From innovation clusters perspective, North India lacks the industry-academia ecosystem of Hyderabad or Bangalore but Chandigarh’s city administration has recently developed the “Chandigarh Innovation Circle” (CIC) project which aims to create a non-profit company with links to this regions national lab like IMTECH or PGIMER so as to help startups and foster innovation in this region. Chandigarh is uniquely placed, as it has 25 premier national institutions and laboratories in a radius of 25 km that can contribute to the success of CIC and make this city as tech epicenter of the northern part of India.
How can academia play a prominent role in ‘Make in India’ movement? What support do reputed institutes like IMTECH need to increase their participation in public-private partnerships?
Dr Anil Koul: Academic institutions in India especially national labs like CSIR have a major stake in the ‘innovate in India’ campaign. IMTECH is geared to support biopharma and healthcare industry in a big way, via new CoE’s in new drug discovery including human microbiome based products and biopharmaceuticals. Institute is on an average delivering more than 10,000 microbial cultures via its Microbial Type Culture Collection (MTCC) unit every year to academic Institutions and industry across India. We are able to generate enough revenue via MTCCC with the aim to make it a financially self-sustainable division. MTCC unit is a great success example with social as well as economic impact.

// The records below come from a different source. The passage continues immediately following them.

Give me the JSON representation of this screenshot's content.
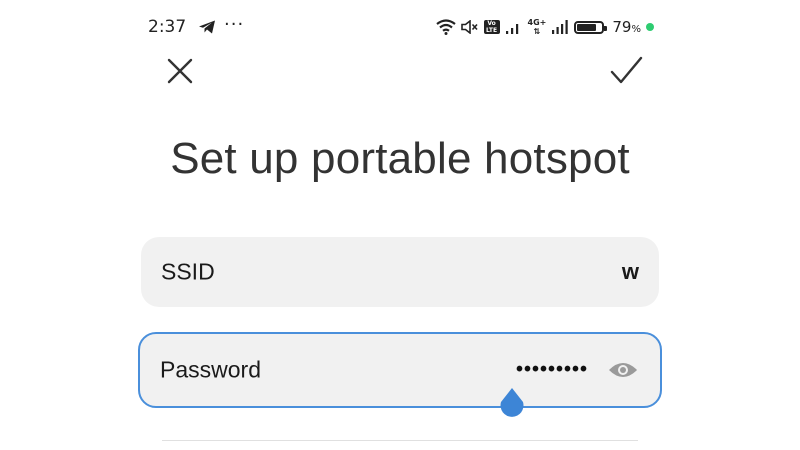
{
  "status_bar": {
    "time": "2:37",
    "overflow_indicator": "···",
    "volte_label": "Vo\nLTE",
    "network_label": "4G+",
    "battery_level": 0.79,
    "battery_percent": "79",
    "battery_unit": "%",
    "icons": [
      "telegram-icon",
      "wifi-icon",
      "mute-icon",
      "volte-icon",
      "signal-icon",
      "battery-icon"
    ],
    "accent_dot_color": "#2ecc71"
  },
  "toolbar": {
    "close_icon": "close-icon",
    "confirm_icon": "check-icon"
  },
  "page": {
    "title": "Set up portable hotspot"
  },
  "form": {
    "ssid": {
      "label": "SSID",
      "value": "w"
    },
    "password": {
      "label": "Password",
      "value": "•••••••••",
      "visibility_icon": "eye-icon"
    }
  },
  "colors": {
    "focus_border": "#4a8fdb",
    "field_background": "#f1f1f1",
    "cursor_handle": "#3d85d6"
  }
}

For us to succeed further, we need to create more service models like MTCC.
“The key to new product development is also to link basic science happening in our labs with clinical research across premier hospitals.”